WHAT IS NEEDED:
Gather all lines in the records below that include the word "description".

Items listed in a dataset
-- Opening Marker --

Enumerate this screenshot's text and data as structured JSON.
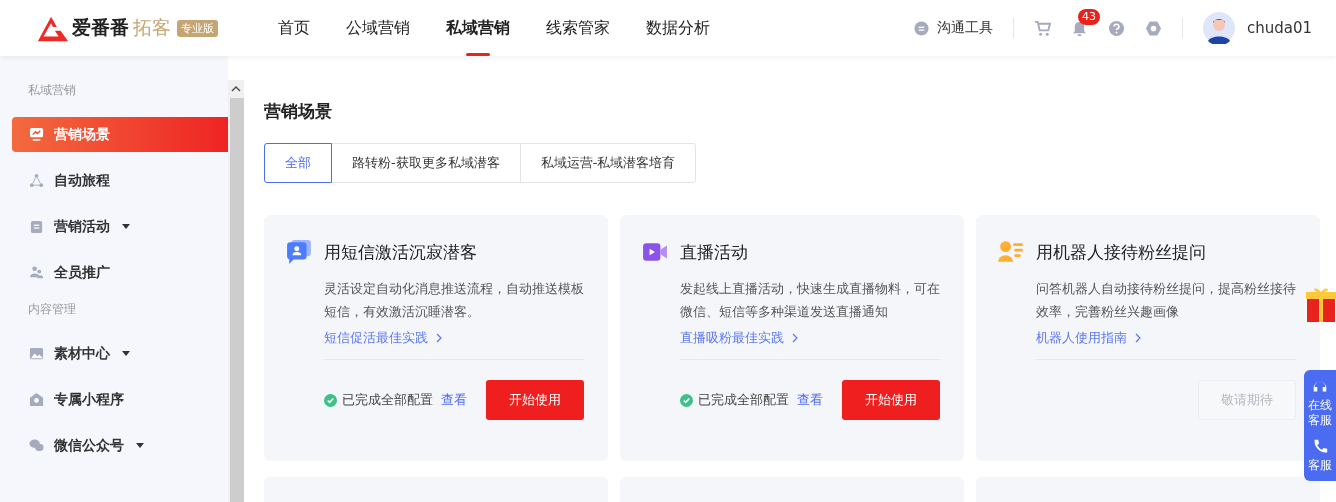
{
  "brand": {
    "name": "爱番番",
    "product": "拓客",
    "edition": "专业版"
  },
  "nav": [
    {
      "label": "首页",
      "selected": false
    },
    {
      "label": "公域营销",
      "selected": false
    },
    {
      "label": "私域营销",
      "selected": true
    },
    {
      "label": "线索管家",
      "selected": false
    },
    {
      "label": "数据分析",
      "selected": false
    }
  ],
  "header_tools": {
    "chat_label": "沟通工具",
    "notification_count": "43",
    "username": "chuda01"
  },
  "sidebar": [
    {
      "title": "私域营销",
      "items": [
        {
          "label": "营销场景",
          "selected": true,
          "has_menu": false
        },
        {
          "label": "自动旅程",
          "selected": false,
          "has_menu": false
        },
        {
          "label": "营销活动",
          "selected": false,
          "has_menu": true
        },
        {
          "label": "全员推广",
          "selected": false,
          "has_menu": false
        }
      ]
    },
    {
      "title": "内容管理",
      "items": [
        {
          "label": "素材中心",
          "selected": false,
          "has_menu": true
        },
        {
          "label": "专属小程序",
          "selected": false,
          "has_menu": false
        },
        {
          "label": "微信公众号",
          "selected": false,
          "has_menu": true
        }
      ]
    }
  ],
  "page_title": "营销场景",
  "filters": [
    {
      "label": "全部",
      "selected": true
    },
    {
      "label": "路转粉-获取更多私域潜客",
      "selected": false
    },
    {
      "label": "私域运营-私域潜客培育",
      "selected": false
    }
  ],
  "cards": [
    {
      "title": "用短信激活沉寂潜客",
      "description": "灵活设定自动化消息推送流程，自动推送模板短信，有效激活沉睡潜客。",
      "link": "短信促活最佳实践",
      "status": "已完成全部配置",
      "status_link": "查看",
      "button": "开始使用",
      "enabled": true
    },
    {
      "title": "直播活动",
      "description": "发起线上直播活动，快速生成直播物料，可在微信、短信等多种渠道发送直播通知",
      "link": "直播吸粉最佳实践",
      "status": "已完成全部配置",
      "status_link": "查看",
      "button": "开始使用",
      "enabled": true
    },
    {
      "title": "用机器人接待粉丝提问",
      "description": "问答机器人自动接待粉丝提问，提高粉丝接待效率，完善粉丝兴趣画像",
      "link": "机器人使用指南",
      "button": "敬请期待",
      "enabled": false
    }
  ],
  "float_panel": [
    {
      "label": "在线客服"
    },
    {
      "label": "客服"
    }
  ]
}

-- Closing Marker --

TASK OUTPUT:
      "description": "灵活设定自动化消息推送流程，自动推送模板短信，有效激活沉睡潜客。",
      "description": "发起线上直播活动，快速生成直播物料，可在微信、短信等多种渠道发送直播通知",
      "description": "问答机器人自动接待粉丝提问，提高粉丝接待效率，完善粉丝兴趣画像",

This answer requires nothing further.